What is required:
From the data below, copy each line that includes the word "navbar".

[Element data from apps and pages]
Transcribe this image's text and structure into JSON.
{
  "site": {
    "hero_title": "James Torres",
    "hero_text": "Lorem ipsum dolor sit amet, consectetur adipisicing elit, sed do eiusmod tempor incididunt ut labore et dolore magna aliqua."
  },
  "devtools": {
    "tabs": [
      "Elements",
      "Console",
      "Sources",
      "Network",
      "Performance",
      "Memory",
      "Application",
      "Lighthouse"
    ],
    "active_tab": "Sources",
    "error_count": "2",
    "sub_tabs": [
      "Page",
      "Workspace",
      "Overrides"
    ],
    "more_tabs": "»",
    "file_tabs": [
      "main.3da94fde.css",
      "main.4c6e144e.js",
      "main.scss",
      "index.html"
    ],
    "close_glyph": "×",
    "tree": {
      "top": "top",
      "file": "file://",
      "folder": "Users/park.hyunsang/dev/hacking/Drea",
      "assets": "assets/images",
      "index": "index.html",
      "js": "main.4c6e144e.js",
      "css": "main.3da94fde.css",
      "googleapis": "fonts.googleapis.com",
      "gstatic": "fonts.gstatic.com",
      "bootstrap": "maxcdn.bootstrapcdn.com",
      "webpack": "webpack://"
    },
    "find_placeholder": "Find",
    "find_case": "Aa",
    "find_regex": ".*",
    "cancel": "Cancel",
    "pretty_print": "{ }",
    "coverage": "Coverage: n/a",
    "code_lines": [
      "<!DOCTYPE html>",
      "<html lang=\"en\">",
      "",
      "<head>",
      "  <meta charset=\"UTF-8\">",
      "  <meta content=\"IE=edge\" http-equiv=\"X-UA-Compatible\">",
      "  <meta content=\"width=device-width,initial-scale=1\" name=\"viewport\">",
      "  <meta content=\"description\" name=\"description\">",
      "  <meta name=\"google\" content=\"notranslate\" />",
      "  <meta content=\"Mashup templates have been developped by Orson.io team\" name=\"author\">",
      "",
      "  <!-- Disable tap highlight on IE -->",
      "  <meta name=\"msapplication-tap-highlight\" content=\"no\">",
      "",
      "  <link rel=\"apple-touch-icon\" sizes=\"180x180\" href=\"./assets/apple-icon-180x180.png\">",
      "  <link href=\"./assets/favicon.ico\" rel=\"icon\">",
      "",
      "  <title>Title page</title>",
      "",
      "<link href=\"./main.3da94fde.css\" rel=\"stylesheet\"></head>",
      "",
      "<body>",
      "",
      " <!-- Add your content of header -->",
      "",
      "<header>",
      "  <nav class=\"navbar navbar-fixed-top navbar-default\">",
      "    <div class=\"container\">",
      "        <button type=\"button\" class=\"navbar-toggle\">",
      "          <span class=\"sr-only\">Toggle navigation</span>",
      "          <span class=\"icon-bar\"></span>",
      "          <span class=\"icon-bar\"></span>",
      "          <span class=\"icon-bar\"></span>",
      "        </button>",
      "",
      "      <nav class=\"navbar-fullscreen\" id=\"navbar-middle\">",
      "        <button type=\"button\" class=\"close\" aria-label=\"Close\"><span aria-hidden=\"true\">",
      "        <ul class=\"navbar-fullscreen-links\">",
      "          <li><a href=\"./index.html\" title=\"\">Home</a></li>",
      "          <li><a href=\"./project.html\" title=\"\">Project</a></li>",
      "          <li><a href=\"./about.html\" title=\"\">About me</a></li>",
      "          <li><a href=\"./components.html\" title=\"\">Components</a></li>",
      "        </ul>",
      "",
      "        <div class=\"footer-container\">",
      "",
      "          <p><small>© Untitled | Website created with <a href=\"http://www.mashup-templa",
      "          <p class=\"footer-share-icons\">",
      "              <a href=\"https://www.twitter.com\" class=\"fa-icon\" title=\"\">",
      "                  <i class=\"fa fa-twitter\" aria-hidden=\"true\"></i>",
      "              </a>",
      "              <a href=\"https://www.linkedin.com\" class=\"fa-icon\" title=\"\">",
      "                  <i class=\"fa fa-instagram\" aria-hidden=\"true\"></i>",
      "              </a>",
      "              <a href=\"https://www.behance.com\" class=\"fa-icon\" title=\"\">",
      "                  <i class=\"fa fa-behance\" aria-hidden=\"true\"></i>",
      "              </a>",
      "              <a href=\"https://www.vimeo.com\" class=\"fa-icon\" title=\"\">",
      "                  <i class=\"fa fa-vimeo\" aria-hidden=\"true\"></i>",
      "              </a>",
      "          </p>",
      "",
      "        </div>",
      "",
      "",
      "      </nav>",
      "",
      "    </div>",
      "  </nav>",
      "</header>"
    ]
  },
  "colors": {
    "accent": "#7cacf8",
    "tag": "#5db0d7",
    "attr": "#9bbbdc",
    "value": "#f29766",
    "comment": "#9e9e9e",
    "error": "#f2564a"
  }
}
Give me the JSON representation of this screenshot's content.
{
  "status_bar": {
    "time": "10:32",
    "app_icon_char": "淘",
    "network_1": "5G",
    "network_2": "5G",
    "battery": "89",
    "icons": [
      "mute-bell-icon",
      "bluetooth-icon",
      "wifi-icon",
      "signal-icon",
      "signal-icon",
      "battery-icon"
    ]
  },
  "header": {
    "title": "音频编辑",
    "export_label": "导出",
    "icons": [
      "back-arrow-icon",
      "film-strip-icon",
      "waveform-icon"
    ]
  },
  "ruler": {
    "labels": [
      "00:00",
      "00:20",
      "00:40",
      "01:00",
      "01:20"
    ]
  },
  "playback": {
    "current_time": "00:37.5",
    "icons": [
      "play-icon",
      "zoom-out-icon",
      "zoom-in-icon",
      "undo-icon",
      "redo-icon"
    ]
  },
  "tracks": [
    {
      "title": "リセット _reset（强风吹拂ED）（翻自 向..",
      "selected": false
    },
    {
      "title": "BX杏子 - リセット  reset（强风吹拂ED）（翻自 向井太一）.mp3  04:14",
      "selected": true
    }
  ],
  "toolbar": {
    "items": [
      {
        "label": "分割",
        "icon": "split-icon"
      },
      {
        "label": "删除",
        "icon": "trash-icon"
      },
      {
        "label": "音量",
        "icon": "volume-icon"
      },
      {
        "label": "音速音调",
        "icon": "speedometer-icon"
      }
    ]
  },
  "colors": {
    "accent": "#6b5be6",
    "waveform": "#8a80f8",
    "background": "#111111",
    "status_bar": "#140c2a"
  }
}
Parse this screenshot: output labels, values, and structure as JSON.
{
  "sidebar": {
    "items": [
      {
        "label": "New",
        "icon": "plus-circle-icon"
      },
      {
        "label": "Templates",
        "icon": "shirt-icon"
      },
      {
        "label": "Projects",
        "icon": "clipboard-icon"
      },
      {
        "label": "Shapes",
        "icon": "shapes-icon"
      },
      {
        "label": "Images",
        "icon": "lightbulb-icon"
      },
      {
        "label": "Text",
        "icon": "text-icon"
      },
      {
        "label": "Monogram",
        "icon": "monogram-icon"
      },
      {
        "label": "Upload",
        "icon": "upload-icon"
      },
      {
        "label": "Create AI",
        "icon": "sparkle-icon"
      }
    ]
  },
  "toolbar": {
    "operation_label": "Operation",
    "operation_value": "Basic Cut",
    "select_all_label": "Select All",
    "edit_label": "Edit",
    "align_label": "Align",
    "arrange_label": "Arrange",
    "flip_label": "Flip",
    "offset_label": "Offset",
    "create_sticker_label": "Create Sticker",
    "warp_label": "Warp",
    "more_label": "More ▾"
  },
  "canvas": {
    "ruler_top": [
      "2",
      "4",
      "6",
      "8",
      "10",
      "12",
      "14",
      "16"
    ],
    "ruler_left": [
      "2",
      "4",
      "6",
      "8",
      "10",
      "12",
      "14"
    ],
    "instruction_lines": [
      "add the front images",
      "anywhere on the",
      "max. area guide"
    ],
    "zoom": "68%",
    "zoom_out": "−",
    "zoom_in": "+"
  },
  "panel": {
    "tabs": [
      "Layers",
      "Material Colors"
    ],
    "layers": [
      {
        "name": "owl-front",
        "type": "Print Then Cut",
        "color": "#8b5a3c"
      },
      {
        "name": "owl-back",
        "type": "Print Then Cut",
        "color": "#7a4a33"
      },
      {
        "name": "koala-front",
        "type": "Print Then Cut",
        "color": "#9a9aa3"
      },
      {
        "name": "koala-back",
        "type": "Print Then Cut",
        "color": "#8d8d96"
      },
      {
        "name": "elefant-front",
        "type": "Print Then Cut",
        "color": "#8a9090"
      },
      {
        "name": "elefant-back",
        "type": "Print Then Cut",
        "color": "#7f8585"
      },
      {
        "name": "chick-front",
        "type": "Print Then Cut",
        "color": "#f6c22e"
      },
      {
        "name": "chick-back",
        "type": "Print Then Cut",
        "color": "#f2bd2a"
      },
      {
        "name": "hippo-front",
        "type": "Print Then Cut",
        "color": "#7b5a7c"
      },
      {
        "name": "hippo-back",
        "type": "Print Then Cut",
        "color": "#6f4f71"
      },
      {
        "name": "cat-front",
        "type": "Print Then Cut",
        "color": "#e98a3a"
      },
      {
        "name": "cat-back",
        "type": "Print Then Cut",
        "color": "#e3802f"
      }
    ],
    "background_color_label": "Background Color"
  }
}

Result of the exercise:
      "  <nav class=\"navbar navbar-fixed-top navbar-default\">",
      "        <button type=\"button\" class=\"navbar-toggle\">",
      "      <nav class=\"navbar-fullscreen\" id=\"navbar-middle\">",
      "        <ul class=\"navbar-fullscreen-links\">",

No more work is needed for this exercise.